    In any case, I keep seeing commercials for Southern New Hampshire University: Accredited, not for profit, tuition seems reasonable. RN to BSN Online Program | Bachelors in Nursing | SNHU. I also recommend Excelsior College for the same reason: accredited, not for profit, and the people I know who have attended loved the program (as much as you can love school, lol): Excelsior College | Bachelors Degrees Nursing | Nursing Degrees, Programs | Online RN BSN

  • Jul 28

    You should look into Ohio University. Congrats on graduating and don't worry so much about the next level. Just complete where you are now and enjoy it.

  • Jul 28
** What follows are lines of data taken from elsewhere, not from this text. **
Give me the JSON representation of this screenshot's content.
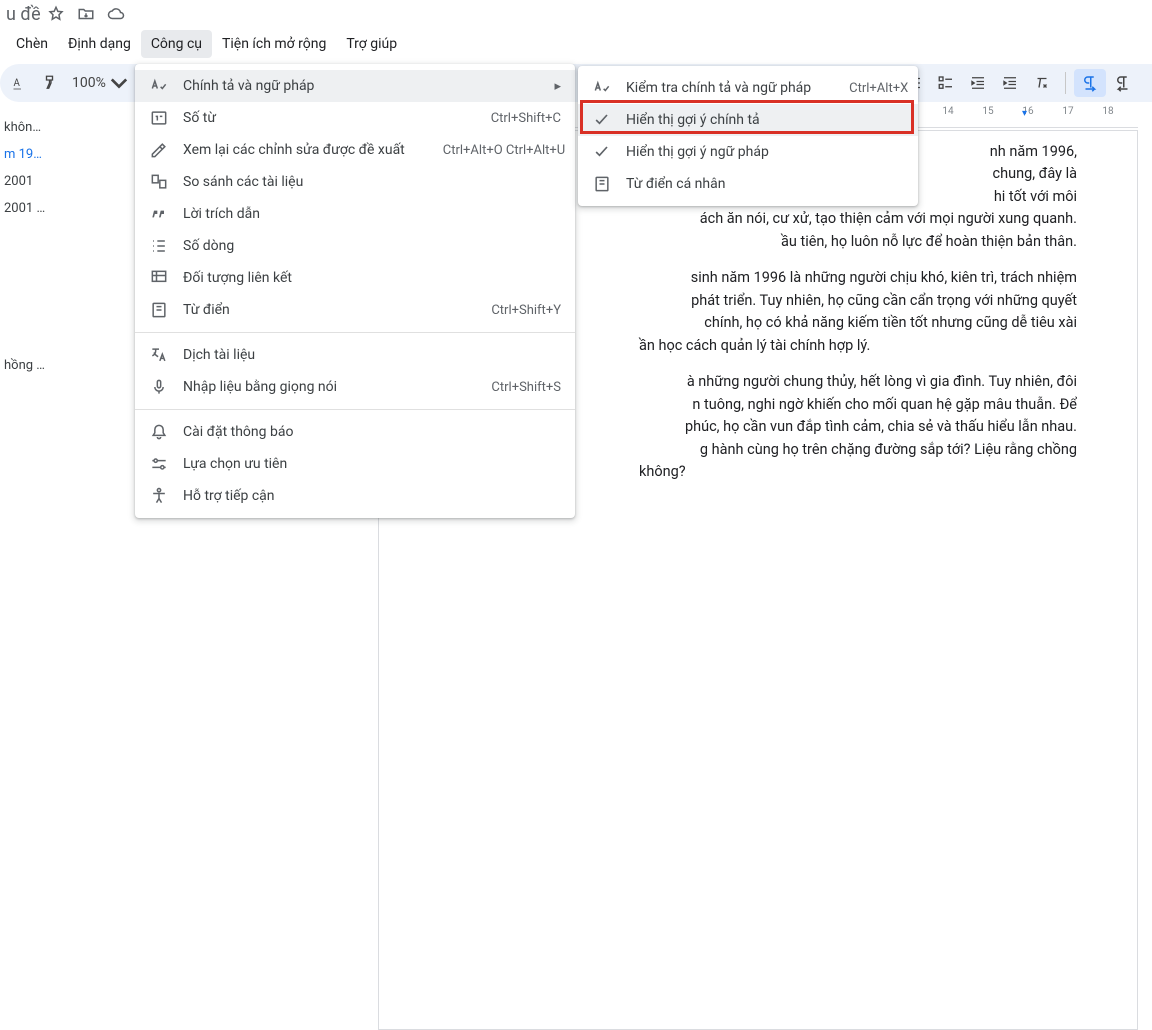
{
  "titlebar": {
    "title_suffix": "u đề"
  },
  "menubar": {
    "insert": "Chèn",
    "format": "Định dạng",
    "tools": "Công cụ",
    "extensions": "Tiện ích mở rộng",
    "help": "Trợ giúp"
  },
  "toolbar": {
    "zoom": "100%"
  },
  "ruler": {
    "labels": [
      "14",
      "15",
      "16",
      "17",
      "18"
    ]
  },
  "outline": {
    "i0": "khôn…",
    "i1": "m 19…",
    "i2": "2001",
    "i3": "2001 …",
    "i4": "hồng …"
  },
  "tools_menu": {
    "spelling": "Chính tả và ngữ pháp",
    "wordcount": "Số từ",
    "wordcount_sc": "Ctrl+Shift+C",
    "review": "Xem lại các chỉnh sửa được đề xuất",
    "review_sc": "Ctrl+Alt+O Ctrl+Alt+U",
    "compare": "So sánh các tài liệu",
    "citations": "Lời trích dẫn",
    "linecount": "Số dòng",
    "linked": "Đối tượng liên kết",
    "dict": "Từ điển",
    "dict_sc": "Ctrl+Shift+Y",
    "translate": "Dịch tài liệu",
    "voice": "Nhập liệu bằng giọng nói",
    "voice_sc": "Ctrl+Shift+S",
    "notif": "Cài đặt thông báo",
    "prefs": "Lựa chọn ưu tiên",
    "access": "Hỗ trợ tiếp cận"
  },
  "submenu": {
    "check": "Kiểm tra chính tả và ngữ pháp",
    "check_sc": "Ctrl+Alt+X",
    "showsp": "Hiển thị gợi ý chính tả",
    "showgr": "Hiển thị gợi ý ngữ pháp",
    "personal": "Từ điển cá nhân"
  },
  "doc": {
    "p1a": "nh năm 1996,",
    "p1b": "chung, đây là",
    "p1c": "hi tốt với môi",
    "p1d": "ách ăn nói, cư xử, tạo thiện cảm với mọi người xung quanh.",
    "p1e": "ầu tiên, họ luôn nỗ lực để hoàn thiện bản thân.",
    "p2a": "sinh năm 1996 là những người chịu khó, kiên trì, trách nhiệm",
    "p2b": "phát triển. Tuy nhiên, họ cũng cần cẩn trọng với những quyết",
    "p2c": "chính, họ có khả năng kiếm tiền tốt nhưng cũng dễ tiêu xài",
    "p2d": "ần học cách quản lý tài chính hợp lý.",
    "p3a": "à những người chung thủy, hết lòng vì gia đình. Tuy nhiên, đôi",
    "p3b": "n tuông, nghi ngờ khiến cho mối quan hệ gặp mâu thuẫn. Để",
    "p3c": "phúc, họ cần vun đắp tình cảm, chia sẻ và thấu hiểu lẫn nhau.",
    "p3d": "g hành cùng họ trên chặng đường sắp tới? Liệu rằng chồng",
    "p3e": "không?"
  }
}
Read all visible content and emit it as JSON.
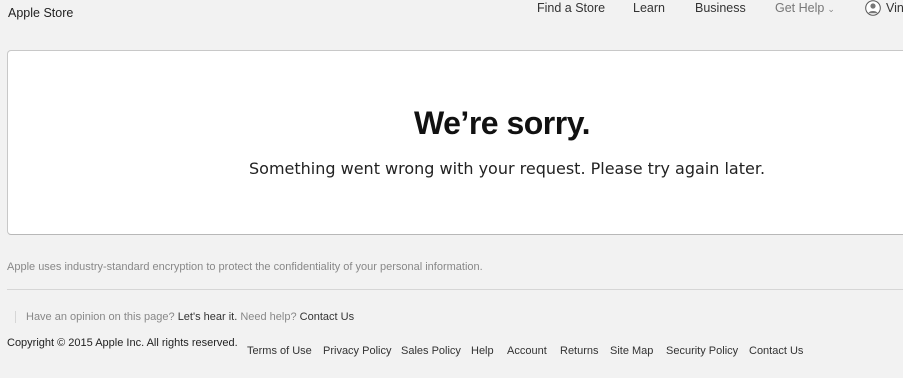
{
  "header": {
    "brand": "Apple Store",
    "nav": [
      {
        "label": "Find a Store"
      },
      {
        "label": "Learn"
      },
      {
        "label": "Business"
      },
      {
        "label": "Get Help"
      }
    ],
    "user_name": "Vin"
  },
  "error": {
    "title": "We’re sorry.",
    "message": "Something went wrong with your request. Please try again later."
  },
  "footer": {
    "security_note": "Apple uses industry-standard encryption to protect the confidentiality of your personal information.",
    "feedback_prompt": "Have an opinion on this page?",
    "feedback_link": "Let's hear it.",
    "help_prompt": "Need help?",
    "contact_link": "Contact Us",
    "copyright": "Copyright © 2015 Apple Inc. All rights reserved.",
    "links": [
      "Terms of Use",
      "Privacy Policy",
      "Sales Policy",
      "Help",
      "Account",
      "Returns",
      "Site Map",
      "Security Policy",
      "Contact Us"
    ]
  }
}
    Quote from aspiringrn1987
    I just started on 6/13, also after lots of research and I really like it. I think it will be a challenging program but very doable. I JUST graduated on 5/13 and obtained
    my license on 5/20 so I don't have any work experience yet. I'm obviously still in the introductory class. How are the nursing classes after that?
    All courses follow the same format for the most part....2 Discussion questions (DQ) each week, and then u have to reply to fellow students as well. And then a paper due on Sunday....some times 2, but normally only 1. And most classes have a group project (CLC) and its usually due week 4 or 5!! They are normally a Powerpoint presentation...should be very easy, but you may find some are slackers....want to argue on topics.....dont show up to the group for awhile.....dont do anything...some plagiarize....good times,lol I actually had pretty good groups....recommend you take the lead and ensure u keep ll communications in the group forum----as the prof can see the forum comments!
    When looking for info, don't be afraid to ask the librarians for assistance in finding material. Ensure u look over the RUBRIC to see what has to be covered in the not all the info may be in the instructions!! Look over the Assignment requirements early in the week and ask questions....Some profs are slow to respond and had 1 prof state to the class that its a little late to be asking questions on the weekend.
    Its a pretty straight program....PERRLA is a great program for APA, well worth the $30.....And u can request profs for classes! And if you want to drop class, DO NOT post anything on the classroom..nothing!! As soon as u have done that, you will lose a certain % of the class tuition! And if u have student loans, taking breaks between classes differs than those paying out of pocket...Much more restrictive if u have student loans! SAVE,SAVE, SAVE ur work numerous times while doing it and save it in multiple places (thumb drive, cloud) As your computer will die at the worst possible time! Enjoy

  • Jul 24

    First, I'd call Nsg Supervisor to intervene.

    Then, I think I would document it somehow as an 'incident report' type of occurrence and submit copies to your nsg management, dietary and your facility's Public Relations Dept (unless your supervisor has other directions). In this day & age of those 'satisfaction scores', I think someone might be VERY interested in this family's satisfaction - considering that the family was witness to dietary's response.

    This situation also points to a greater facility need - how can a unit provide for a late, late admission. I'm sure that this happens often enough that there is most probably a need.